The one other thing I will say, is that in the event of such a momentous life change it's really easy to take a long view (especially when said event occurs mid-year) that places every event in the context of The One Event. Everything that happens being somehow related, directly, or indirectly, to The Thing and How It Was Handled. where the first half of the year was all building up to this, every argument or bad day was another brick in the wall,  that subsequently every instance of progress, (or regress) was a direct result of said thing. Which is reductive and stupid; while there was a lot in the first half of the year (and last half of 2014) that played into things, there were also lots of decent-to-great times. Likewise, while the remainder of the year can sometimes feel like aftermath-and-regrouping, there's also lots of stuff, good or bad, that would have happened either way.
I guess what I'm saying is that I'm also trying to be a bit less dramatic in my self-narrative.

Well.
That's a lot. If you  made it this far, congrats. You get a cookie, the metaphorical salutation kind, not the actual, delicious kind.

In short, yes: 2015 has been hard. I got lots to work on, both internally and externally in 2016, but I can say with cautious confidence, that I'm starting '16 way better than I started '15, and hope to be able to say the same next year.
And hope that for you as well.

Tuesday, 29 December 2015

Sad Songs/Make It Better/I Thought I'd be writing about 2015 (one)

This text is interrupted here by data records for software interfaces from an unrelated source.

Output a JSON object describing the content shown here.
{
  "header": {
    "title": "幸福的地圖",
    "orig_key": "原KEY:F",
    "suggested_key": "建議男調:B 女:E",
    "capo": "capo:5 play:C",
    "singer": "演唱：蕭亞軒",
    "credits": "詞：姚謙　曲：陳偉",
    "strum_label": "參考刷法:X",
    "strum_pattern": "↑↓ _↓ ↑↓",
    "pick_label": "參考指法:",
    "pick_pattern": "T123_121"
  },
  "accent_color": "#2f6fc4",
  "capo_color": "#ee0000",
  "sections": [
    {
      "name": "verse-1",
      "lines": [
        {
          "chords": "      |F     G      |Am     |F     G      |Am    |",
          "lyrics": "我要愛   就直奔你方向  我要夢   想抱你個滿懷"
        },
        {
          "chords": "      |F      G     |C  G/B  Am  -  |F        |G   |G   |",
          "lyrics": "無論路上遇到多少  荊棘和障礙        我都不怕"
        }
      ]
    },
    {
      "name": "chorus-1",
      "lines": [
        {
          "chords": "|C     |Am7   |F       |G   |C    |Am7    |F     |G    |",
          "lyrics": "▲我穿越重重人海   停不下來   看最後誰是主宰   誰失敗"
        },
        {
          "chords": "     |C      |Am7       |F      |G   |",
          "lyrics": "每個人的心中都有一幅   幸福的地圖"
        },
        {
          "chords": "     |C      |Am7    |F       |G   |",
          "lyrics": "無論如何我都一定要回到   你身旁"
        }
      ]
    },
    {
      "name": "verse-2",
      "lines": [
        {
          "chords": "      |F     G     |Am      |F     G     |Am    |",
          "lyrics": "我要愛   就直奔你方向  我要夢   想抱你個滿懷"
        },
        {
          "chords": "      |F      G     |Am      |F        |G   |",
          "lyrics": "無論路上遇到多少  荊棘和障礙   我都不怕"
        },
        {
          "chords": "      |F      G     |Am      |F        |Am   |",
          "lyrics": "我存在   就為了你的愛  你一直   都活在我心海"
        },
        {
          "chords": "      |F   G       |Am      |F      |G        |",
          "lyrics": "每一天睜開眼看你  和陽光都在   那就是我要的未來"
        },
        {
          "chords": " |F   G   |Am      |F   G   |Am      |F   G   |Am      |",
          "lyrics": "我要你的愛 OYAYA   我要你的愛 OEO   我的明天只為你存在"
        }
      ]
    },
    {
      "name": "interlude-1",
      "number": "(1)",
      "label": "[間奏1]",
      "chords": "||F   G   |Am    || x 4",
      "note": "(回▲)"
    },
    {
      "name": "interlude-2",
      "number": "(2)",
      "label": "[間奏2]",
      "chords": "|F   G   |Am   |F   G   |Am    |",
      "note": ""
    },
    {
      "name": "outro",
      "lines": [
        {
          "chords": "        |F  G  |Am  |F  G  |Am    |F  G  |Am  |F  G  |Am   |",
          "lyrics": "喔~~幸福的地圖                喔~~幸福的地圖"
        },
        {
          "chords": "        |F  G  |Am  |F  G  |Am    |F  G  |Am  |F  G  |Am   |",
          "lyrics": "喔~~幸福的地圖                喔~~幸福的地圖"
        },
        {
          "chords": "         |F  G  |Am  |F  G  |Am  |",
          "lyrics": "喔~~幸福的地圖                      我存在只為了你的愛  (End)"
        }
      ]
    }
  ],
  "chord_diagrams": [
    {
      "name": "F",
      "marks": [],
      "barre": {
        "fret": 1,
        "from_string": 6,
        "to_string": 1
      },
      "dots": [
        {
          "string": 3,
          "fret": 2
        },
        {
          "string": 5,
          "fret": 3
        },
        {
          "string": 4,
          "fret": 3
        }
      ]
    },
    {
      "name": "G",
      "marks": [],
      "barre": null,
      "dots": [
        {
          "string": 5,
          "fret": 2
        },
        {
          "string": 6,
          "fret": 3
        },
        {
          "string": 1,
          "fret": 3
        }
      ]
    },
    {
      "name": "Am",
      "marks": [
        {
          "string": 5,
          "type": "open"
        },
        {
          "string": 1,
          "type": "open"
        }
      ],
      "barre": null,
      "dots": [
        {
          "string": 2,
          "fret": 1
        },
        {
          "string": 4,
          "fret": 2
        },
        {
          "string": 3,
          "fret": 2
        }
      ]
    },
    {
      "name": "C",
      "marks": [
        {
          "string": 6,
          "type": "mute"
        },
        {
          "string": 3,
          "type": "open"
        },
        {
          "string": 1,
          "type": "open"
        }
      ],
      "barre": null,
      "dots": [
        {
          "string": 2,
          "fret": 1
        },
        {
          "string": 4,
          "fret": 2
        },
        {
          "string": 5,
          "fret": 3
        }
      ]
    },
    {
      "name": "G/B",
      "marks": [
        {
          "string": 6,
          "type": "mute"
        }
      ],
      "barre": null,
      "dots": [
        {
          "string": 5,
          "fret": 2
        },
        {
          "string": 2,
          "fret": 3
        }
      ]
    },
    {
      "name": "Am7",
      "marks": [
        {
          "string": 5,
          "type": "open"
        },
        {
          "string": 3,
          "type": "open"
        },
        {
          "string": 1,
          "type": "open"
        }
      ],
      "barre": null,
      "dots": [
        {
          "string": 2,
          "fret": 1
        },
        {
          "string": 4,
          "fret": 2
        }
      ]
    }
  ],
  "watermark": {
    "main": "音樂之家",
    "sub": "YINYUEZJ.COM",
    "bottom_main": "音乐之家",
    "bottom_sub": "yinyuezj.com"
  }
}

The Beatles are on Spotify, and Pandora now.

I know this because of Caffe Vita, because of Eastern Cafe, because of passing strains in the mall, passing retail stores where very thin people feel like there's too much of them, even in the food court. 

I'm not complaining about The Beatles. . . especially when Yesterday comes on, which is largely recognized as one of the best, saddest, most heartbreaking but uplifting songs to exist. I get it. I'm just noticing that it feels like 1996 again, when the anthology and the "new" songs and Oasis were all over the radio and I enjoyed it all but felt disconnected from my generation. 12 year olds, 16 year olds getting really into The Who, often less for individual songs than the black and white footage of Mods. Were The Who better than whatever was on the radio at the time? Maybe, probably, doesn't matter.

Being so very suceptible to nostalgia, I guard myself against it. When I saw a whole generation sighing wistfully for something they didn't even experience, I couldn't help but roll my eyes-- I also "missed out" on swing dancing*, victorian chic, craft/scratch cocktail culture**, and many other things. Got a little into the Garage Rock Revival, but even then, the bands that felt like pastiche of older styles without any new voices tended to leave me cold; but then that's the point of revivals-- replicating, not making new.

So it's easy for me to steel myself against nostalgia to the point of cynicism. Ironic, considering that it's a lovely day, the songs are pleasant, (I really do love "Octopuses Garden"-- Ringo haters can bite it) but those sudden flashes of the "Free As A Bird" music video threw off my plans to start a semi-comprehensive and inevitably incomplete look back at 2015.
We'll see just how nostalgic I get about that.

*I realize some of these things were also just discoveries of fun activities, not necessarily nostalgia
**Or delicious drinks. Like the drinks, but you can keep the culture.